The baby was lying in a white iron crib when she found him, his brown eyes vacant and his body limp.

Donna Laine, a Northern Virginia resident, was in an orphanage in the Transylvanian city of Cluj recently when she spotted Joshua, one of the thousands of abandoned babies in Romania that she had traveled so far to find.

"He was so quiet, he never made a sound. I thought he might not be able to speak or hear," Laine recalled last week in an interview in her Fairfax County home.

"Then I picked him up, and his legs went limp."

For seven months, since the day he had been taken to the orphanage in northwestern Romania, Joshua had lain in a sunken mattress, flat on his back. Stuck in the dip of the mattress, he barely moved. Not as thin as the tiny girl who was fed nothing but tea before she was deserted, nor visibly ill like others, Joshua wore a white cloth bracelet, his name stitched on it.

For Donna Laine and her husband Jeffrey, the tragedy of Romania's mass orphanages fulfilled a dream: the chance to start a family.

Their six-week effort to adopt a child ended successfully June 27 when she and her new son arrived at Dulles International Airport.

Worldwide interest has focused recently on Romania's sick and discarded children, but despite growing interest in the United States in adopting them, a new Romanian suspension on foreign adoptions has made Joshua one of the last babies allowed to leave the country.

After the December execution of dictator Nicolae Ceausescu, international relief organizations and foreign journalists glimpsed a hidden horror: up to 40,000 abandoned babies in state orphanages, many of them dying of AIDS.

"The crazy Ceausescu cut off subsidies to the hospitals," leaving them ill-equipped to safely perform the blood transfusions that were performed on premature and malnourished babies, said Cornel Dragomirescu, press officer at the Romanian Embassy in Washington.

Ceausescu had sought to increase Romania's population by forcing families to produce babies. He outlawed abortion and contraceptive devices, prompting thousands of women to abandon children they could not provide for or did not want.

"There were too many children who needed love and attention and so few to give it," Laine wrote in her journal after her day at the Cluj orphanage, where Joshua lay.

Since Romania suspended foreign adoptions on June 11, apparently because the parliament is considering new regulations governing them, the State Department has advised Americans not to go to Romania to find a baby.

"They have closed off adoption," said Mary Beth Seader, vice president of the National Committee For Adoption, a private, nonprofit group. "I keep hearing of people going over there and spending thousands of dollars and coming home empty-handed."

Laine, who met mothers from England, Austria and other countries hoping to adopt when she was in Romania, had started her procedures before the cutoff date.

With 2 million American couples seeking to adopt and only 25,000 children available each year, foreign adoptions have become increasingly popular, Seader said.

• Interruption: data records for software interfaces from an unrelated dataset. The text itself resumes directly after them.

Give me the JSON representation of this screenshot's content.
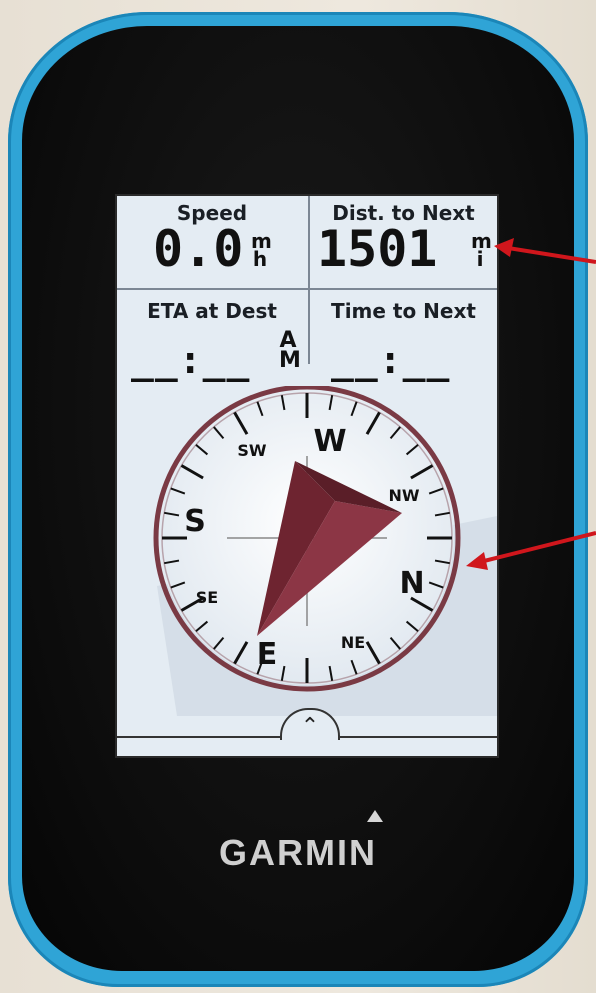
{
  "device": {
    "brand": "GARMIN"
  },
  "data_fields": {
    "speed": {
      "label": "Speed",
      "value": "0.0",
      "unit_top": "m",
      "unit_bottom": "h"
    },
    "dist_to_next": {
      "label": "Dist. to Next",
      "value": "1501",
      "unit_top": "m",
      "unit_bottom": "i"
    },
    "eta_at_dest": {
      "label": "ETA at Dest",
      "value": "__:__",
      "ampm_top": "A",
      "ampm_bottom": "M"
    },
    "time_to_next": {
      "label": "Time to Next",
      "value": "__:__"
    }
  },
  "compass": {
    "cardinals": {
      "w": "W",
      "n": "N",
      "e": "E",
      "s": "S"
    },
    "intercardinals": {
      "sw": "SW",
      "nw": "NW",
      "se": "SE",
      "ne": "NE"
    },
    "heading_direction": "W",
    "bearing_pointer_color": "#7a2a34",
    "ring_color": "#7a3a44"
  },
  "annotations": {
    "arrow_color": "#d0161c"
  }
}
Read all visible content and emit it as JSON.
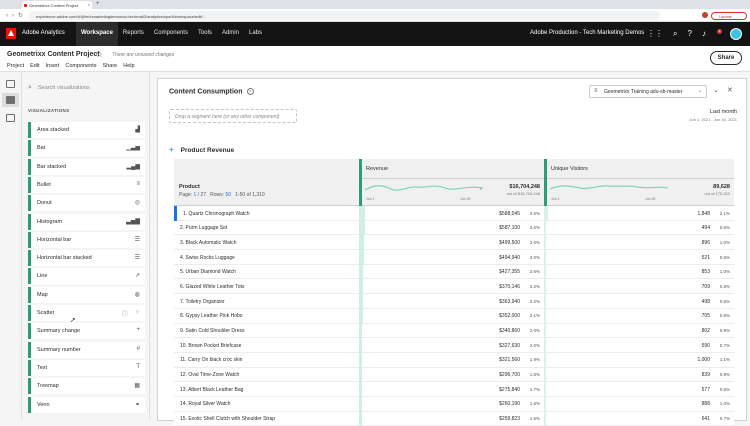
{
  "browser": {
    "tab_title": "Geometrixx Content Project",
    "url": "experience.adobe.com/#/@techmarketingdemos/so:techma62/analytics/spa/#/workspace/edit/...",
    "update_label": "Update"
  },
  "header": {
    "app_name": "Adobe Analytics",
    "nav": [
      "Workspace",
      "Reports",
      "Components",
      "Tools",
      "Admin",
      "Labs"
    ],
    "org": "Adobe Production - Tech Marketing Demos",
    "notifications": "3"
  },
  "project": {
    "title": "Geometrixx Content Project",
    "save_status": "There are unsaved changes",
    "menu": [
      "Project",
      "Edit",
      "Insert",
      "Components",
      "Share",
      "Help"
    ],
    "share_label": "Share"
  },
  "sidebar": {
    "search_placeholder": "Search visualizations",
    "heading": "VISUALIZATIONS",
    "items": [
      {
        "label": "Area stacked",
        "icon": "area-chart-icon"
      },
      {
        "label": "Bar",
        "icon": "bar-chart-icon"
      },
      {
        "label": "Bar stacked",
        "icon": "bar-stacked-icon"
      },
      {
        "label": "Bullet",
        "icon": "bullet-icon"
      },
      {
        "label": "Donut",
        "icon": "donut-icon"
      },
      {
        "label": "Histogram",
        "icon": "histogram-icon"
      },
      {
        "label": "Horizontal bar",
        "icon": "horizontal-bar-icon"
      },
      {
        "label": "Horizontal bar stacked",
        "icon": "horizontal-bar-stacked-icon"
      },
      {
        "label": "Line",
        "icon": "line-icon"
      },
      {
        "label": "Map",
        "icon": "map-icon"
      },
      {
        "label": "Scatter",
        "icon": "scatter-icon"
      },
      {
        "label": "Summary change",
        "icon": "summary-change-icon"
      },
      {
        "label": "Summary number",
        "icon": "summary-number-icon"
      },
      {
        "label": "Text",
        "icon": "text-icon"
      },
      {
        "label": "Treemap",
        "icon": "treemap-icon"
      },
      {
        "label": "Venn",
        "icon": "venn-icon"
      }
    ]
  },
  "panel": {
    "title": "Content Consumption",
    "segment_placeholder": "Drop a segment here (or any other component)",
    "report_suite": "Geometrixx Training adu-sb-master",
    "date_label": "Last month",
    "date_range": "Jun 1, 2021 - Jun 30, 2021",
    "freeform_title": "Product Revenue"
  },
  "table": {
    "dimension": "Product",
    "pager": {
      "page_label": "Page:",
      "page": "1",
      "of_pages": "/ 27",
      "rows_label": "Rows:",
      "rows": "50",
      "range": "1-50 of 1,310"
    },
    "columns": [
      {
        "name": "Revenue",
        "total": "$16,704,248",
        "total_of": "out of $16,704,248",
        "spark_start": "Jun 1",
        "spark_end": "Jun 30"
      },
      {
        "name": "Unique Visitors",
        "total": "89,628",
        "total_of": "out of 175,323",
        "spark_start": "Jun 1",
        "spark_end": "Jun 30"
      }
    ],
    "rows": [
      {
        "name": "1. Quartz Chronograph Watch",
        "rev": "$588,045",
        "rev_pct": "3.5%",
        "rev_frac": 0.035,
        "uv": "1,848",
        "uv_pct": "2.1%",
        "uv_frac": 0.021
      },
      {
        "name": "2. Purm Luggage Set",
        "rev": "$587,100",
        "rev_pct": "3.5%",
        "rev_frac": 0.035,
        "uv": "494",
        "uv_pct": "0.6%",
        "uv_frac": 0.006
      },
      {
        "name": "3. Black Automatic Watch",
        "rev": "$499,500",
        "rev_pct": "3.0%",
        "rev_frac": 0.03,
        "uv": "896",
        "uv_pct": "1.0%",
        "uv_frac": 0.01
      },
      {
        "name": "4. Swiss Rocks Luggage",
        "rev": "$494,940",
        "rev_pct": "3.0%",
        "rev_frac": 0.03,
        "uv": "521",
        "uv_pct": "0.6%",
        "uv_frac": 0.006
      },
      {
        "name": "5. Urban Diamond Watch",
        "rev": "$427,355",
        "rev_pct": "2.6%",
        "rev_frac": 0.026,
        "uv": "853",
        "uv_pct": "1.0%",
        "uv_frac": 0.01
      },
      {
        "name": "6. Glazed White Leather Tots",
        "rev": "$370,146",
        "rev_pct": "2.2%",
        "rev_frac": 0.022,
        "uv": "709",
        "uv_pct": "0.8%",
        "uv_frac": 0.008
      },
      {
        "name": "7. Toiletry Organizer",
        "rev": "$363,940",
        "rev_pct": "2.2%",
        "rev_frac": 0.022,
        "uv": "498",
        "uv_pct": "0.6%",
        "uv_frac": 0.006
      },
      {
        "name": "8. Gypsy Leather Pink Hobo",
        "rev": "$352,000",
        "rev_pct": "2.1%",
        "rev_frac": 0.021,
        "uv": "705",
        "uv_pct": "0.8%",
        "uv_frac": 0.008
      },
      {
        "name": "9. Satin Cold Shoulder Dress",
        "rev": "$340,860",
        "rev_pct": "2.0%",
        "rev_frac": 0.02,
        "uv": "802",
        "uv_pct": "0.9%",
        "uv_frac": 0.009
      },
      {
        "name": "10. Brown Pocket Briefcase",
        "rev": "$327,630",
        "rev_pct": "2.0%",
        "rev_frac": 0.02,
        "uv": "590",
        "uv_pct": "0.7%",
        "uv_frac": 0.007
      },
      {
        "name": "11. Carry On black croc skin",
        "rev": "$321,560",
        "rev_pct": "1.9%",
        "rev_frac": 0.019,
        "uv": "1,000",
        "uv_pct": "1.1%",
        "uv_frac": 0.011
      },
      {
        "name": "12. Oval Time-Zone Watch",
        "rev": "$296,700",
        "rev_pct": "1.8%",
        "rev_frac": 0.018,
        "uv": "839",
        "uv_pct": "0.9%",
        "uv_frac": 0.009
      },
      {
        "name": "13. Albert Black Leather Bag",
        "rev": "$275,840",
        "rev_pct": "1.7%",
        "rev_frac": 0.017,
        "uv": "577",
        "uv_pct": "0.6%",
        "uv_frac": 0.006
      },
      {
        "name": "14. Royal Silver Watch",
        "rev": "$260,190",
        "rev_pct": "1.6%",
        "rev_frac": 0.016,
        "uv": "888",
        "uv_pct": "1.0%",
        "uv_frac": 0.01
      },
      {
        "name": "15. Exotic Shell Clutch with Shoulder Strap",
        "rev": "$259,823",
        "rev_pct": "1.6%",
        "rev_frac": 0.016,
        "uv": "641",
        "uv_pct": "0.7%",
        "uv_frac": 0.007
      }
    ]
  }
}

After news reports of the abandoned and ill Romanian babies, the State Department received hundreds of inquiries about how to adopt them and is still fielding calls, department spokesman Charles S. Smith said. He estimated that 30 American couples have successfully adopted Romanian babies this year.

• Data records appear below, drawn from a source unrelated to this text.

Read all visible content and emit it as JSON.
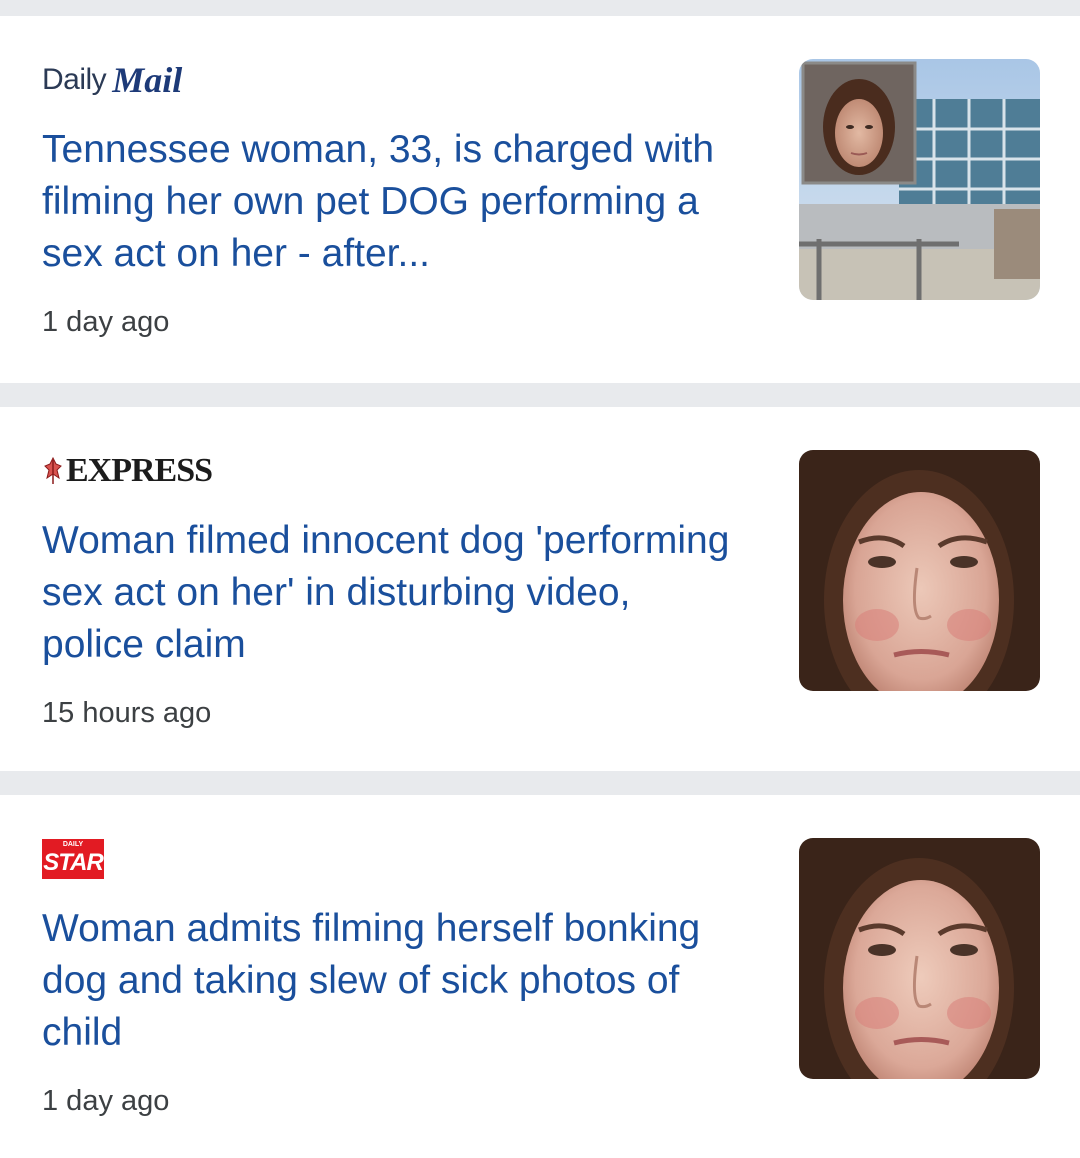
{
  "articles": [
    {
      "source_parts": [
        "Daily",
        "Mail"
      ],
      "headline": "Tennessee woman, 33, is charged with filming her own pet DOG performing a sex act on her - after...",
      "time": "1 day ago",
      "thumbnail_icon": "mugshot-courthouse-photo"
    },
    {
      "source_parts": [
        "EXPRESS"
      ],
      "headline": "Woman filmed innocent dog 'performing sex act on her' in disturbing video, police claim",
      "time": "15 hours ago",
      "thumbnail_icon": "mugshot-face-photo"
    },
    {
      "source_parts": [
        "DAILY",
        "STAR"
      ],
      "headline": "Woman admits filming herself bonking dog and taking slew of sick photos of child",
      "time": "1 day ago",
      "thumbnail_icon": "mugshot-face-photo"
    }
  ],
  "colors": {
    "headline": "#1a4f9c",
    "background": "#e8eaed",
    "star_red": "#e21b23"
  }
}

Even though Laine was accompanied by her mother, who was born in Romania and speaks the language fluently, she said it was one of the most difficult tasks of her life. She visited one orphanage after another, in one gray, smoggy city after another.

Most times, she said, she was denied entrance into the orphanages and told to wait in small, detached buildings. And every time, after she initially asked if there were any adoptable babies, she was told, "No."

Only after persistence was she shown into the rooms with the white, iron cribs.

"I think they didn't even regard the kids who were handicapped or sick as adoptable. They didn't think anybody would want them," Laine said, with Joshua, smelling of baby powder, bouncing on her lap.

"You wouldn't believe the difference," the former respiratory therapist said, turning her focus to her son. "He was lifeless when I saw him. He had no stimulation. He didn't respond to anything; I didn't even know if he could hear." As she said this, the 8-month-old shouted, "Oh," and flailed his arms and smiled.

Laine, 39, said she and her husband had wanted a child for 10 years and had been unsuccessful in exhaustive efforts to adopt a baby domestically.

This spring they were again disappointed when a 17-year-old girl apparently changed her mind about giving her child up for adoption.

"I didn't know I'd come home with any baby when I left," Laine said. "I just felt I had to try. For 10 years we've been wanting children. I had to try. I wouldn't have been at peace if I hadn't."

Jeffrey Laine, a civilian analyst at the Pentagon, said he knew that if anyone could bring a child out of the bureaucratic chaos of Romania, it would be his wife.

He added, "I can't help but look in {Joshua's} face and see what he can be here, the chances he will have that he couldn't have had if she hadn't found him."